So, I did a small check on the apps and contents using a lot of disk and I found 2 main sources

  • Windows 10 SDKs
  • DotNet Core SDKs and Runtimes

Every time a new version of Windows 10 is released, and I build a Windows 10 App, I get a new Windows SDK. Each one is around 2GBs, I got almost 20, so make your numbers.

Windows 10 Settings App and Features Apps sizes

Note: There is a cool feature to find usage space of installed apps by this, out of the box in Windows Settings.

The second one was related to .Net Core. I had a lot of versions installed, and every time I get a new update on Visual Studio 2019, it seems that I’m updating also my .Net Core SDKs. Right now, I only care about .Net Core 3, so it was time to uninstall all the others.

The official documentation ” How to remove the .NET Core Runtime and SDK” (see references) wasn’t very helpful. However, it was a good source to learn more about dotnet command, specially this one:

C:\> dotnet --list-sdks

This command list all the installed SDKs, and with a little of PowerShell scripting I manage to uninstall almost everything. Once I started this path, I also realize that the


command was not working, so a little search pointed me into an old article from Scott Hanselman, where he did a similar script to remove old .Net Core versions (see references).

The final script is

You can also get the ps1 file directly from GitHub here https://github.com/elbruno/Blog/tree/master/20191016%20Uninstall%20NetCore%20Versions

And a warning, the script will list all the installed dotnet sdks

And then, when the uninstall process start, we will require to confirm each uninstall action. Not very user friendly, but it get the work done!

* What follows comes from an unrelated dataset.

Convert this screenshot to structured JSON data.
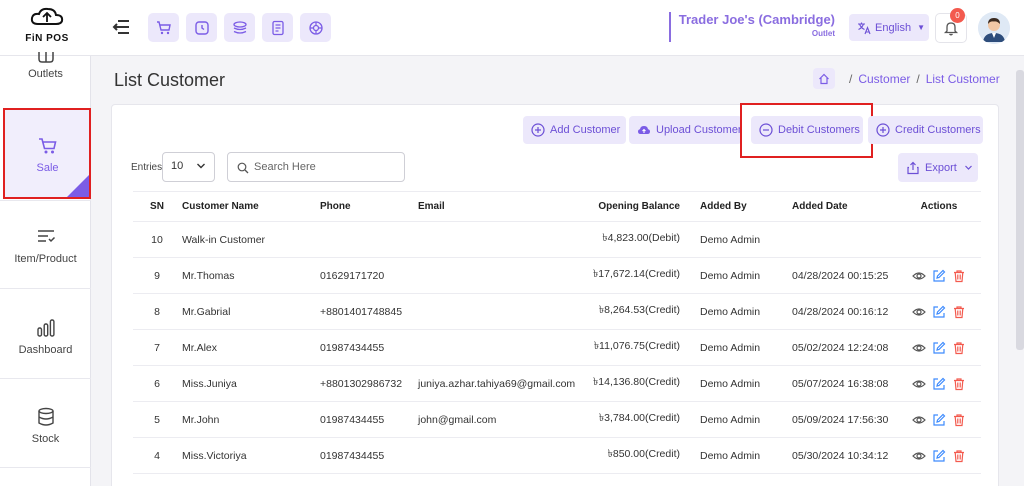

Final advice is to repair the .Net Core 3 version, just in case something is missing.

Happy coding!

Greetings @ Burlington

El Bruno